TB could not seek to use the steel deflection delay as ‘a convenient hook on which to seek to hang all of the delay to the works…when a closer analysis of the facts reveals this was simply not the case‘. To do so ignored the fact that there was also a problem caused by the delays TB suffered to the roof coverings, which was itself a cause of delay to the critical path. Although the court held that TB was entitled to a 119 day extension of time for the period of the steel deflection delay, TB was not entitled to any prolongation costs other than for the period of the steelwork delay that was not concurrent with the roof covering delay (which was a period of only 27 days).
In reaching its decision, implicit in the court’s reasoning was a rejection of the first in time principle approach to concurrent delay. Whilst the court’s reasoning has support from older English Appeal Court cases, it is inconsistent with more recent decision and industry guidelines and will no doubt lead to reinvigorated debate on this topic.
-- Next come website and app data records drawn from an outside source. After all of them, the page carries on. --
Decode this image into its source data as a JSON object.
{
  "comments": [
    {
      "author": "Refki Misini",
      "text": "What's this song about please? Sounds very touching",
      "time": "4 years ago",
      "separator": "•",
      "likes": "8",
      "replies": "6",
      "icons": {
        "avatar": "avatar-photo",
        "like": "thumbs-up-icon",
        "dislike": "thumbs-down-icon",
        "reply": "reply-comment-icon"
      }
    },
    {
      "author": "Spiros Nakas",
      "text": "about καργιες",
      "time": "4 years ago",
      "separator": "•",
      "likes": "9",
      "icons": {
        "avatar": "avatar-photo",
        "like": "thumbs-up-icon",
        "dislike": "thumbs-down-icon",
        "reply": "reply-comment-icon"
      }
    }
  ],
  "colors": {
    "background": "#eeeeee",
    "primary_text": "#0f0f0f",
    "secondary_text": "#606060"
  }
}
The court chose not to accept the evidence of either party’s delay expert in full and adopted an ‘effective cause test’ in order to come to its own conclusions as to whether there was in fact any concurrent delay. This approach is particularly interesting in light of the approach adopted by the New South Wales Supreme Court in the case of White Constructions Pty Ltd v PBS Holdings Pty Ltd  NSWSC 1166, whereby the court similarly rejected both parties’ expert delay analysis in favour of appointing its own expert in order to apply a common sense approach to making an assessment as to alleged delay.
For those opposed to the first in time principle approach to concurrent delay, this decision provides support for its rejection. There may also be an emerging trend in Australia and the UK whereby courts will prefer a pragmatic, common sense approach to assessing delay, over completely accepting the opinions of delay experts.